This is today's post from my blog, The Sophia Project, which can be found at: http://drcyndibriggs.wordpress.com/
About a year ago while in Guatemala, I heard a little voice. Not a slightly scary, telling-me-to-do-bad-things sort of voice. But a quiet, divinely-inspired sort of voice.
It happened while our group of 12 played cards after a long day of volunteer work. We sat in the common space of our dormitory, the rain falling torrentially outside. I had a hot mug of tea and a good hand and was warmed both by the beverage and by the love of the people around me.
“You need more of this…” the voice whispered.
After three years of living in a city that simply didn’t fit my personality, where I struggled to find community, I knew the voice was right. But reason quickly came crashing in, reminding me of my good job (“with great benefits!”). How could I leave?
Last fall, the voice grew louder as loneliness set in and the snow flew over Minnesota. Each time I visited my family in North Carolina or friends in Oregon, I was struck dumb by how surprising it was to be surrounded with love and support.
These are not things that should be missing from a person’s life, I’m just sayin’. And they were missing from my life in Rochester.
This spring, the voice grew persistent, louder, clearer.
Get on with it, girl. You need to move. Quit your job, go back to North Carolina. C’mon, don’t you trust me?
Yes, that’s right. The small, still voice of my inner divine had grown sassy. And when you start to hear sassy, best get a move on before all hell breaks loose.
So I did the deed: I quit my full-time job, lined up some part-time work, found an inexpensive rental house in NC, and took a good, hard look at my budget. I heeded the voice, I followed the call.
But here’s what I want you to really understand about the voice and the following that happens after: it’s inconvenient. Terribly. It’s frequently messy. It can even be kind of annoying, like when your mom gives you advice and you know she’s right but you don’t want to admit it.
Following your own still small voice, following your calling, does not happen on your schedule, within the parameters of your comfort zone, or in any way that makes logical sense.
The divine doesn’t give a good goddam about logic or calendars.
Get this: I’m one year away from tenure and promotion.
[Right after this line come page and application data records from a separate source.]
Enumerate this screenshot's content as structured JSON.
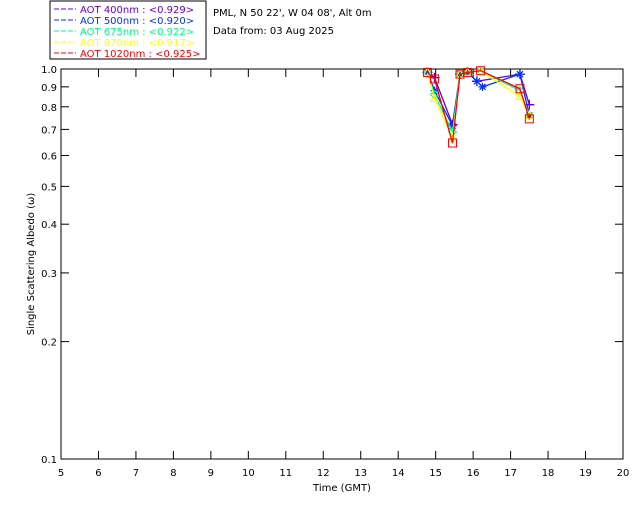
{
  "chart_data": {
    "type": "line",
    "header": [
      "PML, N 50 22', W 04 08', Alt 0m",
      "Data from: 03 Aug 2025"
    ],
    "xlabel": "Time (GMT)",
    "ylabel": "Single Scattering Albedo (ω)",
    "xlim": [
      5,
      20
    ],
    "ylim": [
      0.1,
      1.0
    ],
    "yscale": "log",
    "xticks": [
      5,
      6,
      7,
      8,
      9,
      10,
      11,
      12,
      13,
      14,
      15,
      16,
      17,
      18,
      19,
      20
    ],
    "yticks": [
      "0.1",
      "0.2",
      "0.3",
      "0.4",
      "0.5",
      "0.6",
      "0.7",
      "0.8",
      "0.9",
      "1.0"
    ],
    "legend_placement": "top-left outside",
    "series": [
      {
        "name": "AOT  400nm : <0.929>",
        "color": "#6600cc",
        "marker": "plus",
        "x": [
          14.78,
          14.97,
          15.45,
          15.65,
          15.85,
          16.1,
          17.25,
          17.5
        ],
        "y": [
          0.98,
          0.95,
          0.72,
          0.97,
          0.98,
          0.93,
          0.97,
          0.81
        ]
      },
      {
        "name": "AOT  500nm : <0.920>",
        "color": "#0033ff",
        "marker": "asterisk",
        "x": [
          14.78,
          14.97,
          15.45,
          15.65,
          15.85,
          16.1,
          16.25,
          17.25,
          17.5
        ],
        "y": [
          0.98,
          0.88,
          0.715,
          0.97,
          0.98,
          0.93,
          0.9,
          0.97,
          0.76
        ]
      },
      {
        "name": "AOT  675nm : <0.922>",
        "color": "#00ff80",
        "marker": "diamond",
        "x": [
          14.78,
          14.97,
          15.45,
          15.65,
          15.85,
          16.2,
          17.25,
          17.5
        ],
        "y": [
          0.98,
          0.86,
          0.69,
          0.97,
          0.98,
          0.99,
          0.88,
          0.76
        ]
      },
      {
        "name": "AOT  870nm : <0.917>",
        "color": "#ffff00",
        "marker": "triangle",
        "x": [
          14.78,
          14.97,
          15.45,
          15.65,
          15.85,
          16.2,
          17.25,
          17.5
        ],
        "y": [
          0.98,
          0.84,
          0.665,
          0.97,
          0.98,
          0.99,
          0.85,
          0.76
        ]
      },
      {
        "name": "AOT 1020nm : <0.925>",
        "color": "#ff0000",
        "marker": "square",
        "x": [
          14.78,
          14.97,
          15.45,
          15.65,
          15.85,
          16.2,
          17.25,
          17.5
        ],
        "y": [
          0.98,
          0.943,
          0.646,
          0.97,
          0.98,
          0.99,
          0.89,
          0.745
        ]
      }
    ]
  }
}
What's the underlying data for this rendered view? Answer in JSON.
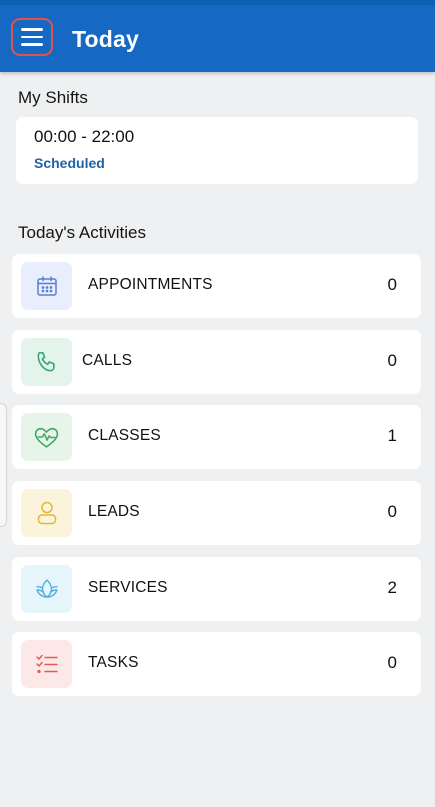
{
  "header": {
    "title": "Today"
  },
  "shifts": {
    "title": "My Shifts",
    "time": "00:00 - 22:00",
    "status": "Scheduled"
  },
  "activities": {
    "title": "Today's Activities",
    "items": [
      {
        "label": "APPOINTMENTS",
        "count": "0",
        "icon": "calendar-icon",
        "icon_color": "#5a7fd6",
        "icon_bg": "#e8eefb"
      },
      {
        "label": "CALLS",
        "count": "0",
        "icon": "phone-icon",
        "icon_color": "#3aa67a",
        "icon_bg": "#e4f4ed"
      },
      {
        "label": "CLASSES",
        "count": "1",
        "icon": "heart-pulse-icon",
        "icon_color": "#43a860",
        "icon_bg": "#e6f4ea"
      },
      {
        "label": "LEADS",
        "count": "0",
        "icon": "person-icon",
        "icon_color": "#e3b634",
        "icon_bg": "#fcf3dc"
      },
      {
        "label": "SERVICES",
        "count": "2",
        "icon": "lotus-icon",
        "icon_color": "#52aedf",
        "icon_bg": "#e6f4fb"
      },
      {
        "label": "TASKS",
        "count": "0",
        "icon": "checklist-icon",
        "icon_color": "#e35b5b",
        "icon_bg": "#fde8e8"
      }
    ]
  }
}
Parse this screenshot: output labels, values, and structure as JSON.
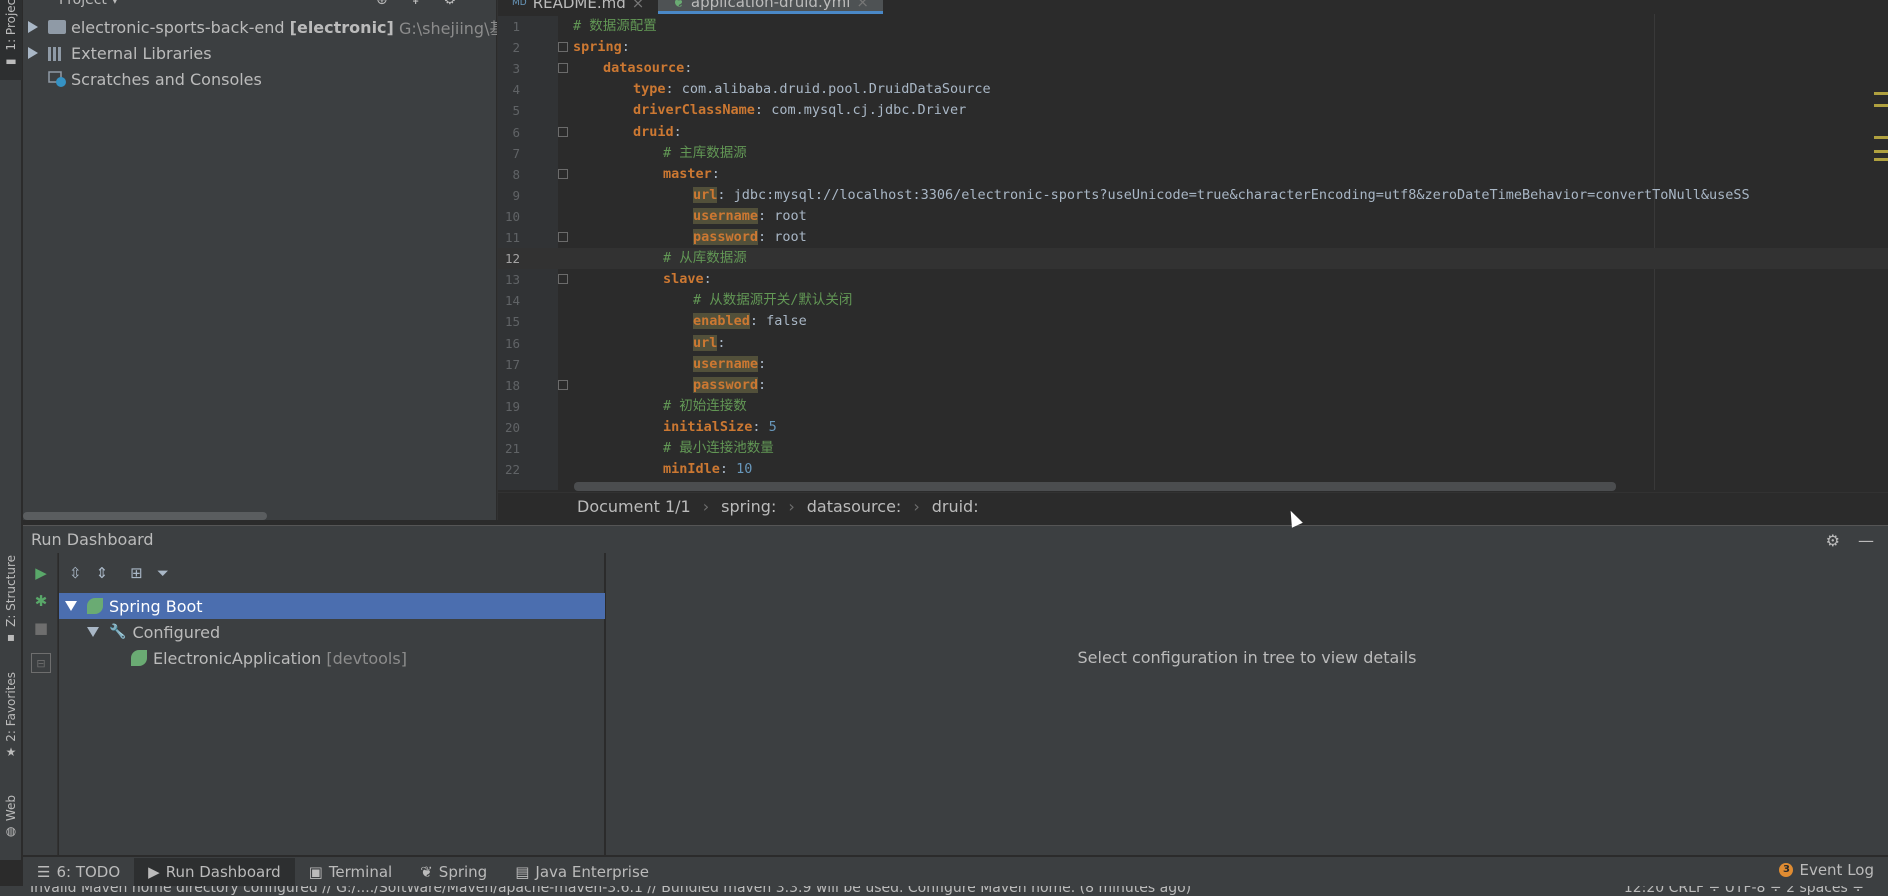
{
  "left_stripe": {
    "project_tab": "1: Project",
    "structure_tab": "Z: Structure",
    "favorites_tab": "2: Favorites",
    "web_tab": "Web"
  },
  "project": {
    "header": "Project",
    "items": [
      {
        "name": "electronic-sports-back-end",
        "module": "[electronic]",
        "path": "G:\\shejiing\\基于sp"
      },
      {
        "name": "External Libraries"
      },
      {
        "name": "Scratches and Consoles"
      }
    ]
  },
  "editor": {
    "tabs": [
      "README.md",
      "application-druid.yml"
    ],
    "breadcrumbs": [
      "Document 1/1",
      "spring:",
      "datasource:",
      "druid:"
    ],
    "lines": [
      {
        "n": "1",
        "comment": "# 数据源配置"
      },
      {
        "n": "2",
        "key": "spring",
        "value": ""
      },
      {
        "n": "3",
        "key": "datasource",
        "value": ""
      },
      {
        "n": "4",
        "key": "type",
        "value": " com.alibaba.druid.pool.DruidDataSource"
      },
      {
        "n": "5",
        "key": "driverClassName",
        "value": " com.mysql.cj.jdbc.Driver"
      },
      {
        "n": "6",
        "key": "druid",
        "value": ""
      },
      {
        "n": "7",
        "comment": "# 主库数据源"
      },
      {
        "n": "8",
        "key": "master",
        "value": ""
      },
      {
        "n": "9",
        "key": "url",
        "value": " jdbc:mysql://localhost:3306/electronic-sports?useUnicode=true&characterEncoding=utf8&zeroDateTimeBehavior=convertToNull&useSS"
      },
      {
        "n": "10",
        "key": "username",
        "value": " root"
      },
      {
        "n": "11",
        "key": "password",
        "value": " root"
      },
      {
        "n": "12",
        "comment": "# 从库数据源"
      },
      {
        "n": "13",
        "key": "slave",
        "value": ""
      },
      {
        "n": "14",
        "comment": "# 从数据源开关/默认关闭"
      },
      {
        "n": "15",
        "key": "enabled",
        "value": " false"
      },
      {
        "n": "16",
        "key": "url",
        "value": ""
      },
      {
        "n": "17",
        "key": "username",
        "value": ""
      },
      {
        "n": "18",
        "key": "password",
        "value": ""
      },
      {
        "n": "19",
        "comment": "# 初始连接数"
      },
      {
        "n": "20",
        "key": "initialSize",
        "value": " 5"
      },
      {
        "n": "21",
        "comment": "# 最小连接池数量"
      },
      {
        "n": "22",
        "key": "minIdle",
        "value": " 10"
      }
    ]
  },
  "run_dashboard": {
    "title": "Run Dashboard",
    "tree": {
      "root": "Spring Boot",
      "group": "Configured",
      "app_name": "ElectronicApplication",
      "app_tag": "[devtools]"
    },
    "detail_message": "Select configuration in tree to view details"
  },
  "bottom_bar": {
    "todo": "6: TODO",
    "run_dashboard": "Run Dashboard",
    "terminal": "Terminal",
    "spring": "Spring",
    "java_enterprise": "Java Enterprise",
    "event_log": "Event Log",
    "event_count": "3"
  },
  "status_bar": {
    "message": "Invalid Maven home directory configured // G:/..../SoftWare/Maven/apache-maven-3.6.1 // Bundled maven 3.3.9 will be used. Configure Maven home. (8 minutes ago)",
    "right": "12:20   CRLF ÷   UTF-8 ÷   2 spaces ÷"
  },
  "colors": {
    "keyword": "#cc7832",
    "comment": "#629755",
    "value": "#a9b7c6",
    "number": "#6897bb",
    "selection": "#4b6eaf",
    "highlight": "#52503a"
  }
}
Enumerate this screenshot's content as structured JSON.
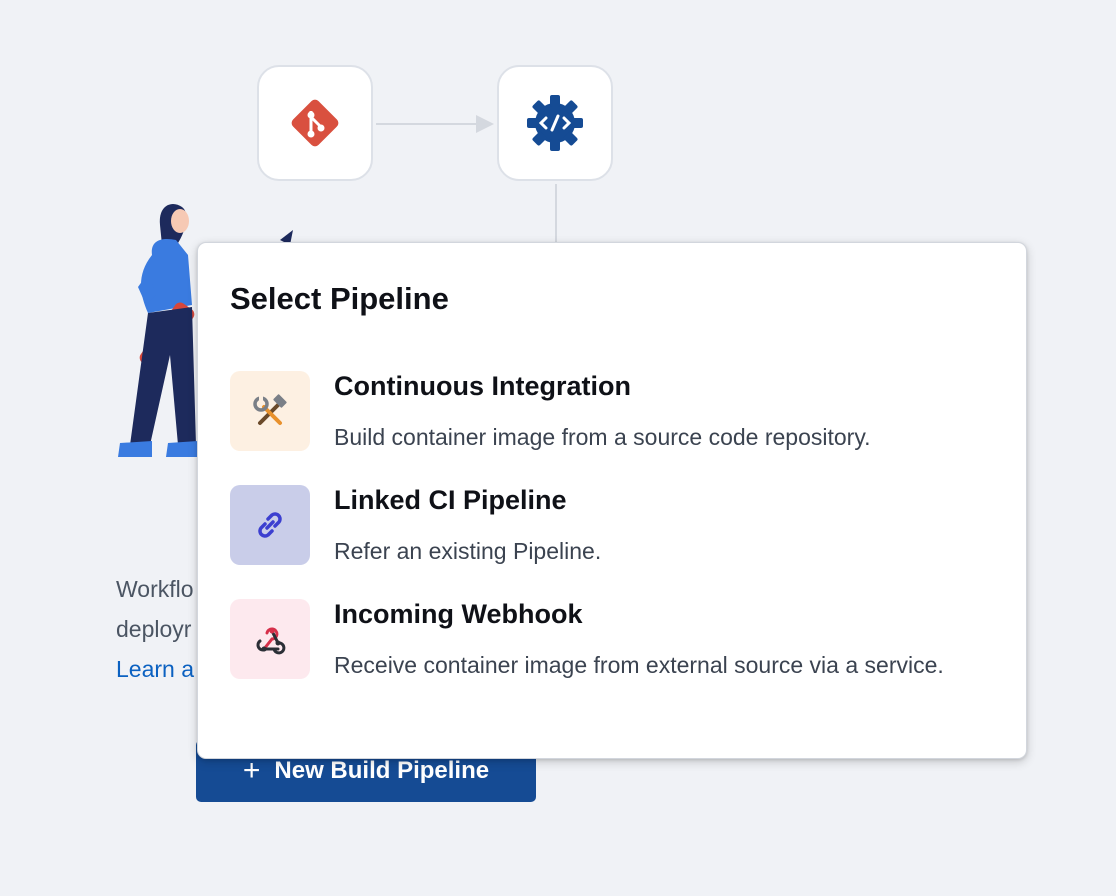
{
  "background": {
    "text_line1": "Workflo",
    "text_line2": "deployr",
    "learn_link": "Learn a",
    "new_build_button": {
      "icon": "+",
      "label": "New Build Pipeline"
    }
  },
  "flow_nodes": [
    {
      "icon": "git-icon"
    },
    {
      "icon": "code-gear-icon"
    }
  ],
  "popup": {
    "title": "Select Pipeline",
    "options": [
      {
        "title": "Continuous Integration",
        "description": "Build container image from a source code repository.",
        "icon": "tools-icon",
        "icon_bg": "#fdf0e2"
      },
      {
        "title": "Linked CI Pipeline",
        "description": "Refer an existing Pipeline.",
        "icon": "link-icon",
        "icon_bg": "#c9cde9"
      },
      {
        "title": "Incoming Webhook",
        "description": "Receive container image from external source via a service.",
        "icon": "webhook-icon",
        "icon_bg": "#fde9ee"
      }
    ]
  },
  "colors": {
    "page_bg": "#f0f2f6",
    "button_bg": "#154b94",
    "link": "#0b61c1",
    "git_icon": "#d9503f",
    "code_gear_icon": "#154b94"
  }
}
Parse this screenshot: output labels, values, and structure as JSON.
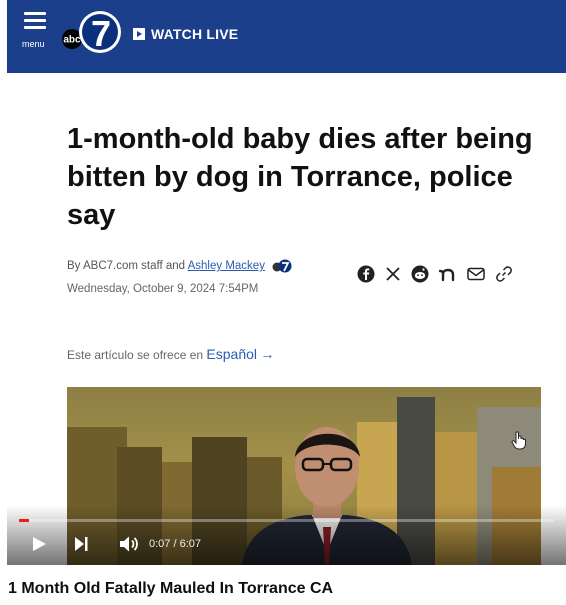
{
  "header": {
    "menu_label": "menu",
    "logo_text": "abc",
    "logo_number": "7",
    "watch_live_label": "WATCH LIVE",
    "bg_color": "#1b3f8b"
  },
  "article": {
    "headline": "1-month-old baby dies after being bitten by dog in Torrance, police say",
    "byline_prefix": "By ABC7.com staff and ",
    "author": "Ashley Mackey",
    "date": "Wednesday, October 9, 2024 7:54PM",
    "share_icons": [
      "facebook-icon",
      "x-icon",
      "reddit-icon",
      "nextdoor-icon",
      "email-icon",
      "link-icon"
    ],
    "spanish_prefix": "Este artículo se ofrece en ",
    "spanish_link": "Español",
    "spanish_arrow": "→"
  },
  "player": {
    "time_display": "0:07 / 6:07",
    "progress_fraction": 0.019,
    "progress_color": "#e62117",
    "video_title": "1 Month Old Fatally Mauled In Torrance CA"
  }
}
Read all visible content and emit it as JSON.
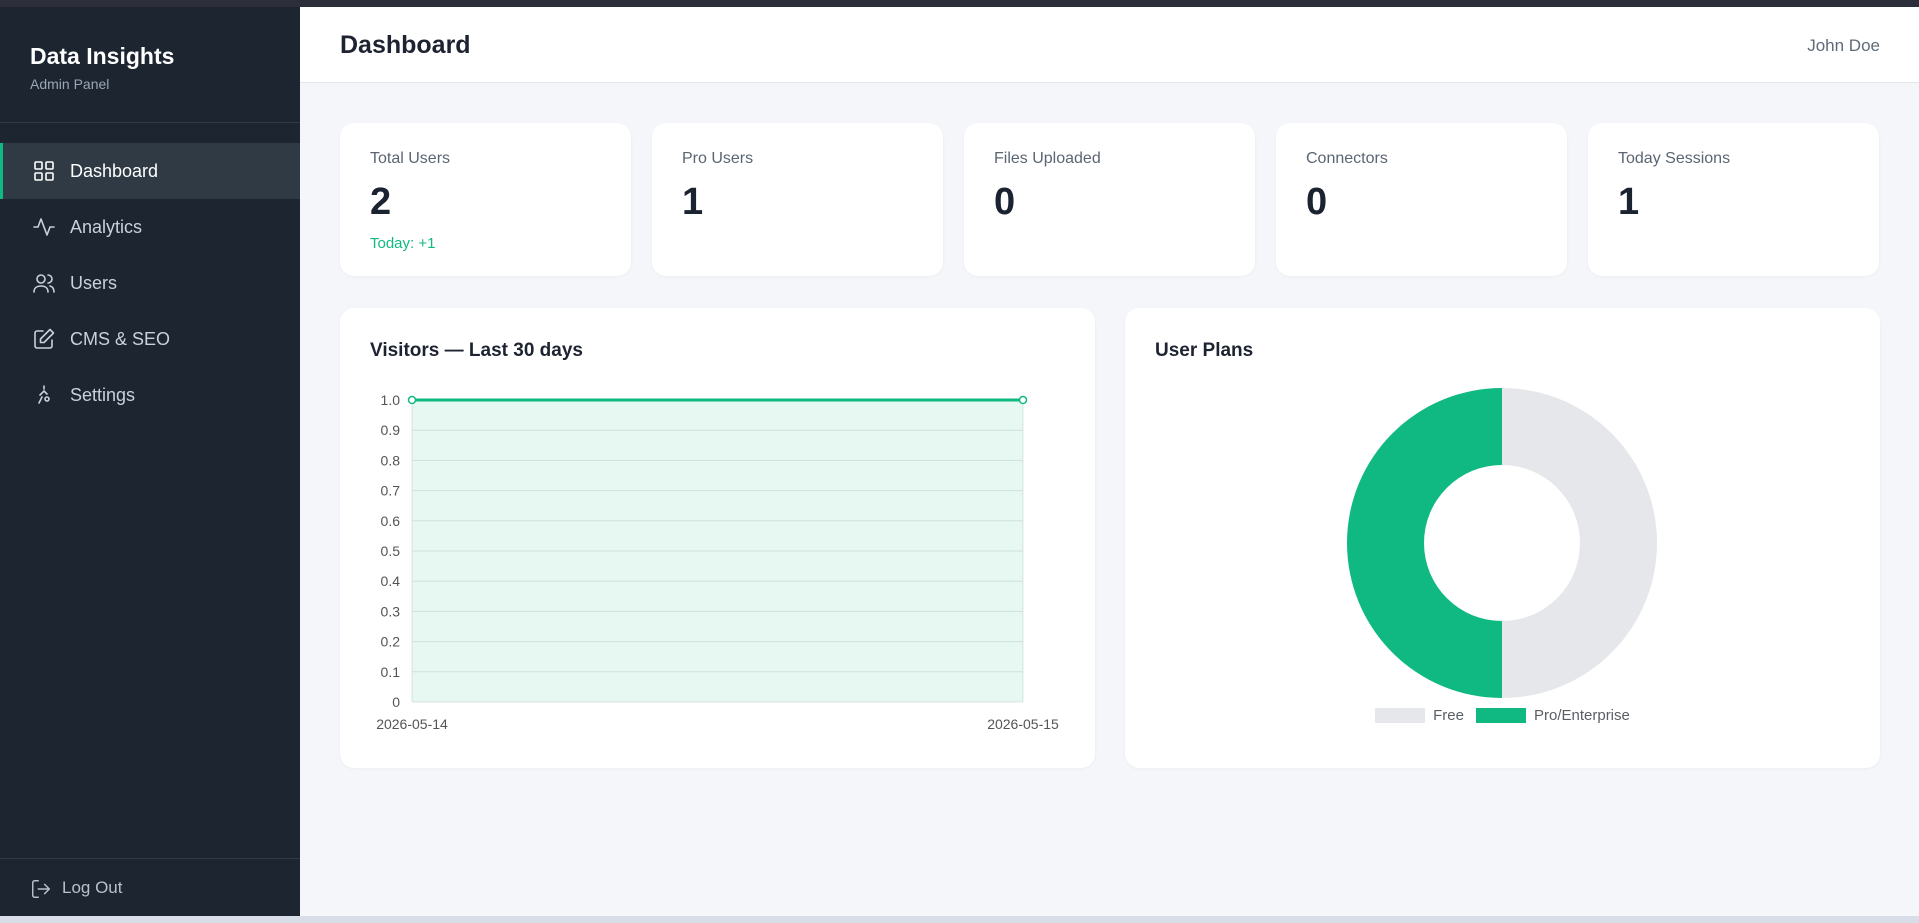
{
  "sidebar": {
    "brand_title": "Data Insights",
    "brand_subtitle": "Admin Panel",
    "items": [
      {
        "label": "Dashboard",
        "icon": "grid-icon",
        "active": true
      },
      {
        "label": "Analytics",
        "icon": "activity-icon",
        "active": false
      },
      {
        "label": "Users",
        "icon": "users-icon",
        "active": false
      },
      {
        "label": "CMS & SEO",
        "icon": "edit-icon",
        "active": false
      },
      {
        "label": "Settings",
        "icon": "settings-icon",
        "active": false
      }
    ],
    "logout_label": "Log Out"
  },
  "header": {
    "title": "Dashboard",
    "user_name": "John Doe"
  },
  "stats": [
    {
      "label": "Total Users",
      "value": "2",
      "note": "Today: +1"
    },
    {
      "label": "Pro Users",
      "value": "1",
      "note": ""
    },
    {
      "label": "Files Uploaded",
      "value": "0",
      "note": ""
    },
    {
      "label": "Connectors",
      "value": "0",
      "note": ""
    },
    {
      "label": "Today Sessions",
      "value": "1",
      "note": ""
    }
  ],
  "visitors_panel": {
    "title": "Visitors — Last 30 days"
  },
  "plans_panel": {
    "title": "User Plans"
  },
  "colors": {
    "accent": "#10b981",
    "sidebar_bg": "#1c2530",
    "free_slice": "#e5e7eb"
  },
  "chart_data": [
    {
      "type": "line",
      "title": "Visitors — Last 30 days",
      "x": [
        "2026-05-14",
        "2026-05-15"
      ],
      "series": [
        {
          "values": [
            1,
            1
          ]
        }
      ],
      "ylim": [
        0,
        1
      ],
      "yticks": [
        "0",
        "0.1",
        "0.2",
        "0.3",
        "0.4",
        "0.5",
        "0.6",
        "0.7",
        "0.8",
        "0.9",
        "1.0"
      ],
      "grid": true,
      "fill": true
    },
    {
      "type": "pie",
      "title": "User Plans",
      "categories": [
        "Free",
        "Pro/Enterprise"
      ],
      "values": [
        1,
        1
      ],
      "colors": [
        "#e5e7eb",
        "#10b981"
      ],
      "donut": true,
      "legend": "bottom"
    }
  ]
}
I’ve finally got a solid retirement package. I have fabulous health insurance. And, after years of grad student and new faculty poverty, I’m comfortable financially.
So it’s with some reluctance that I walk away from this perceived security into a life that frankly has no clear direction.
But with each passing day, my resolve grows, as does my joy and peace around my decision. I know without an ounce of doubt that I’m doing what I’m meant to be doing.
I am walking away from a fancy academic life, from big professional conferences and academic writing. I’m walking away from job security and a modicum of prestige. I’m walking into a vast unknown.
This decision is disrupting some relationships, taking me from a house I love, moving me from students who I care deeply for. And I have to pack boxes. Again. Sigh.
Inconvenient. Messy. A bit exhausting.
And worth it? Absolutely.
So, now it’s your turn. What do you hear from your still, small voice? What calling is calling out to you right now? What are you ignoring, and what price are you paying for it?
Let the voice speak. It only has your best interests at heart.
And peace to you on your journey.
Causes Cyndi Briggs Supports
Common Hope, As Green as it Gets